This post is for all the kids out there who think nursing school is right for them. Nursing needs smart students to become good nurses. I hear many stories about nurses who go to school and then quit because they can’t handle the work. There is a possibility it is not what you think it is. Do your research! Look up why you should become a nurse and why you should not become a nurse. You do not want to go to school and then not like the work. I’ve been an RN for 25 years, working on a hospital med/surg floor, at a doctor’s office/surgery center, OR, and hospice. Nursing is definitely not at all like those medical shows on TV. It is not Grey’s Anatomy. It is very hard, it is extremely messy, and it is mentally/physically draining. “Helping people” is only a part of it–you have to NOT care if you get throw up or poop on your scrubs or shoes (there are many poop-related things a nurse does regularly), get yelled at by patients, their family members, or doctors, don’t have time for a bathroom break for hours, have to run around all shift (no time for sitting), constantly (chronically) short-staffed (which means you have to do more than your share of work), always be ready for an emergency, work on weekends, nights, Christmas Eve and morning, Thanksgiving, Easter, your birthday, etc. It is the opposite of what many kids think it is. But there is great satisfaction in it sometimes, and you do get to help people. You can sometimes make a big difference in someone’s life! The bottom line is nurses have to be tough. If you want to deal with many of the above things on a daily basis, then nursing is for you! If not, look at another way of helping people; there are many other ways you can do that that don’t involve poop.
This is a beautiful and potent post.
I will add one tiny point-

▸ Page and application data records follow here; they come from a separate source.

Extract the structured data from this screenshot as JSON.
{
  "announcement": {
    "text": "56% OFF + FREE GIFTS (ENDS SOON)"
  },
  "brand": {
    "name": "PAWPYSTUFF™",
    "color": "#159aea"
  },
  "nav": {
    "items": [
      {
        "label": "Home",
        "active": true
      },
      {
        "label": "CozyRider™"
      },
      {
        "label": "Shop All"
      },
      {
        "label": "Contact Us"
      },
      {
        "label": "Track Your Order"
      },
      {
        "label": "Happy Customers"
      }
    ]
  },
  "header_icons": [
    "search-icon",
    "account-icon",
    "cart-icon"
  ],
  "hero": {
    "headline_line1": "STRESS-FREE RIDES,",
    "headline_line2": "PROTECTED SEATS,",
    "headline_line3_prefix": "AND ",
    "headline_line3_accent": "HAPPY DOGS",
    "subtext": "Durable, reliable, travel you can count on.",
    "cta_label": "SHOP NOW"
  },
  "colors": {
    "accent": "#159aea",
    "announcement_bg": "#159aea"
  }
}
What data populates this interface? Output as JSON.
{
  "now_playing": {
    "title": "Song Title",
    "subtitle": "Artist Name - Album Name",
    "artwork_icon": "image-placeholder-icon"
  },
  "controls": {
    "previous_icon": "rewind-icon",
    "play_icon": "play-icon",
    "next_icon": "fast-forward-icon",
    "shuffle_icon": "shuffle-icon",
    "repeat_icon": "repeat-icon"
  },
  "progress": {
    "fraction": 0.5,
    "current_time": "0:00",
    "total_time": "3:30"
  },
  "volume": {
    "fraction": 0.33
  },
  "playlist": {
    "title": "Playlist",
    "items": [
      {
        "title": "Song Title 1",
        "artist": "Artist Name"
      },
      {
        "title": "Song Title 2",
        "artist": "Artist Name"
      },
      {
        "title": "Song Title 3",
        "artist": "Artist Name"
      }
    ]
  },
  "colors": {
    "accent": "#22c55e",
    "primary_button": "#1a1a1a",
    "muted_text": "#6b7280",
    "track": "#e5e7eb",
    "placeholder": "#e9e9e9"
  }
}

If you think you want to be a nurse because you want to be standing at the door waving goodbye to a cute kid who is going home after weeks of care for a chronic condition, and the one to bring the patient’s family the happy news that Mom is getting discharged, and the one who waves goodbye to the parents going home with a newborn baby after 4 tough years of fertility treatments… know that you will also be the one telling an addict that they can’t get admitted to be put on a morphine drip for “a painful shoulder”, the one ushering the parents into the room to say goodbye to their 5 year old on life support, and the one dressing the ulcerated wounds of a homeless woman who hasn’t bathed in a month who won’t say “thank you, you saved my life” or even make eye contact with you.
I know a lot of young would-be nurses who have something of a hero complex-- and forget that medicine has bad outcomes, deals with people who smell, and sometimes involve patching up a suicide attempt so that person can go home and try again with renewed vigor.